On a day that
His value to the Bruins went beyond the obvious, that his first career touchdown reception became their second score in a 31-14 victory over Oregon on Saturday at the Rose Bowl, or that his 49-yard reception on a third-down play in the third quarter sustained the drive that was capped by Bolu Olorunfunmi's vault off a defender and into the end zone.
What magnified the impact of Pabico's four-catch, 99-yard, one-touchdown effort in UCLA's best all-around effort this season is that his teammates and coaches knew how hard he has worked to be here. They appreciate that he toiled on the scout team in 2015 and played in only one game last season — a rout of Nevada Las Vegas — and respected that he learned all the offensive plays in the playbook, not just his own.
The Long Beach Poly High graduate didn't even get a scholarship this year when one was available, because it was given instead to punter Stefan Flintoft. But through it all, Pabico — a four-time member of the athletic director's academic honor roll — never quit. Because he persevered and because he stepped up on Saturday when receiving yards-per-game leader Jordan Lasley was held out for disciplinary reasons — he became an inspiration to a team that was coming off an embarrassing loss at Arizona last week.
"He has made some good catches for us this year," coach Jim Mora said. "It was just that today, our backs up against the wall, we really needed him to come through, and he did."
Merely mentioning Pabico's name brought a grin to the face of offensive coordinator Jedd Fisch. "I made the comment on the headset," Fisch said, "that when you saw Christian catch that touchdown and you saw the energy and the smile and the passion, I said, 'That's why you coach college football. That's why you do it,' so you can see those type reactions from those kids that balance academics and give everything they can on the football field."
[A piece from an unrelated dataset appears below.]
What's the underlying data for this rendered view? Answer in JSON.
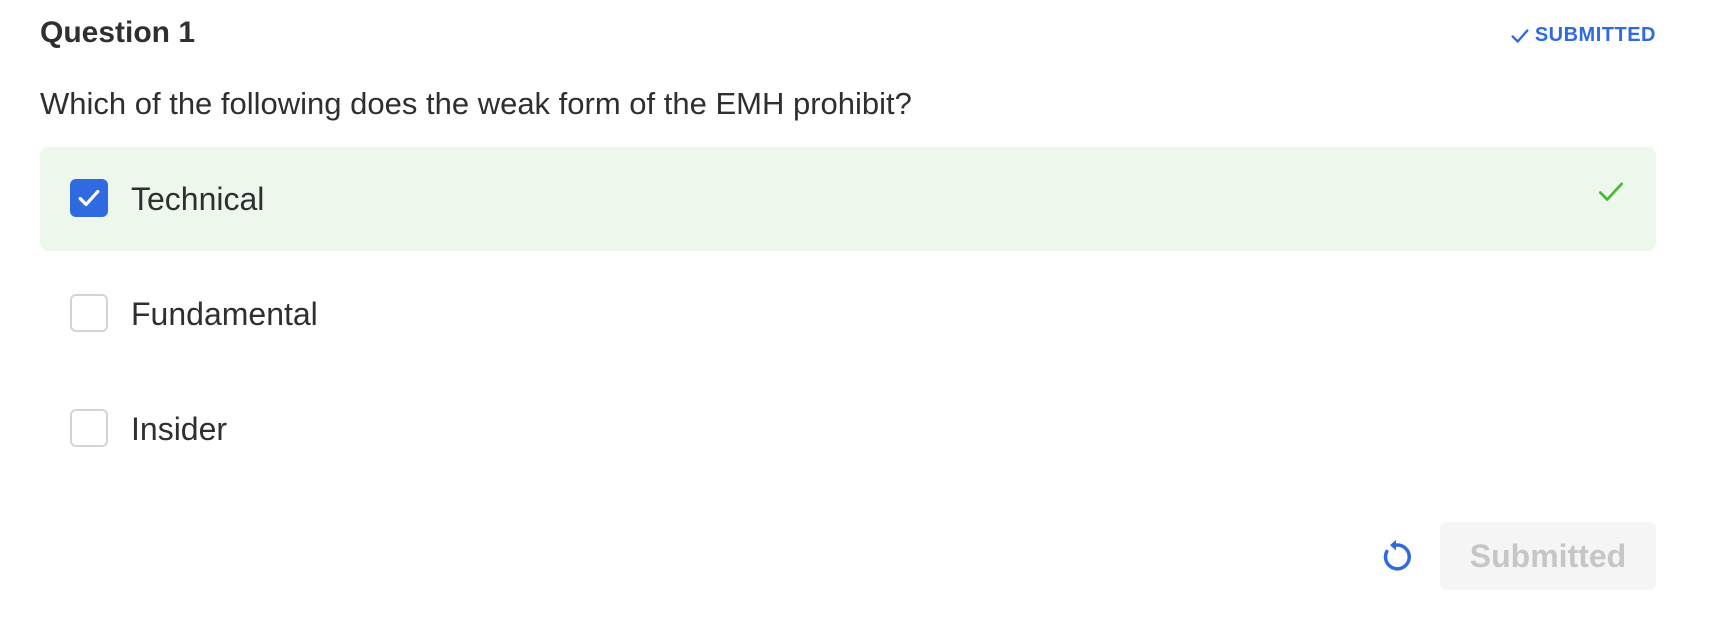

Pabico needed a bit of inspiration himself last week.
Benefitting from changes in the coaching staff that included appointing Jimmie Dougherty as the Bruins' wide receivers coach, Pabico played in the opener against Texas A&M and was targeted but had no catches. He had three catches against Hawaii and one each at Memphis and at Stanford but none against Colorado and none at Arizona. Dougherty reassured him he still had a place in the Bruins' plans. That was enough for Pabico.
"Coach Dougherty actually called me into his office this past week and said, 'You've just got to hit the reset button and go hard,' " Pabico said. "So I did that, and thankfully I had the day I did today."
Pabico's touchdown came on a third-and-five at Oregon's 31-yard line. "To be honest, the play that we had called was a red zone play so I wasn't even expecting that play call, because we were on like the 30-yard line I think," Pabico said. "And when I caught the ball, the [defender] had missed, thankfully, and when I looked up field I just saw green grass and I just took off running and got there untouched."
Fisch described the call as a pause-release slant. "He was supposed to have a two-count pause and then after the pause is when he comes underneath to fill the vacated area we expected to occur," Fisch said. "It was a tight window, though. It was a heck of a throw and a heck of a catch."
On the play that preceded Olorunfunmi's spectacular touchdown, quarterback Josh Rosen connected with Pabico for a 49-yard play on third and 10.
"The funny thing is we actually ran that play in practice and it kind of played out exactly like that," Pabico said. "Devon [Modster, the backup quarterback] actually threw me the ball but it was kind of that same deal, where I had to box out the defender and go up and catch the ball. Really, you practice the way you play."
Rosen praised Pabico's execution. "I underthrew it a little bit and he did a really good job of slowing down and boxing out the [defensive back] and just making a good play," Rosen said. "I'm looking forward to seeing more of that."
So is Pabico. Quitting was never an option for him. He made sure it wasn't an option for UCLA on Saturday. "It was definitely tough," he said of his path, "but I never had that in my mind, to give up."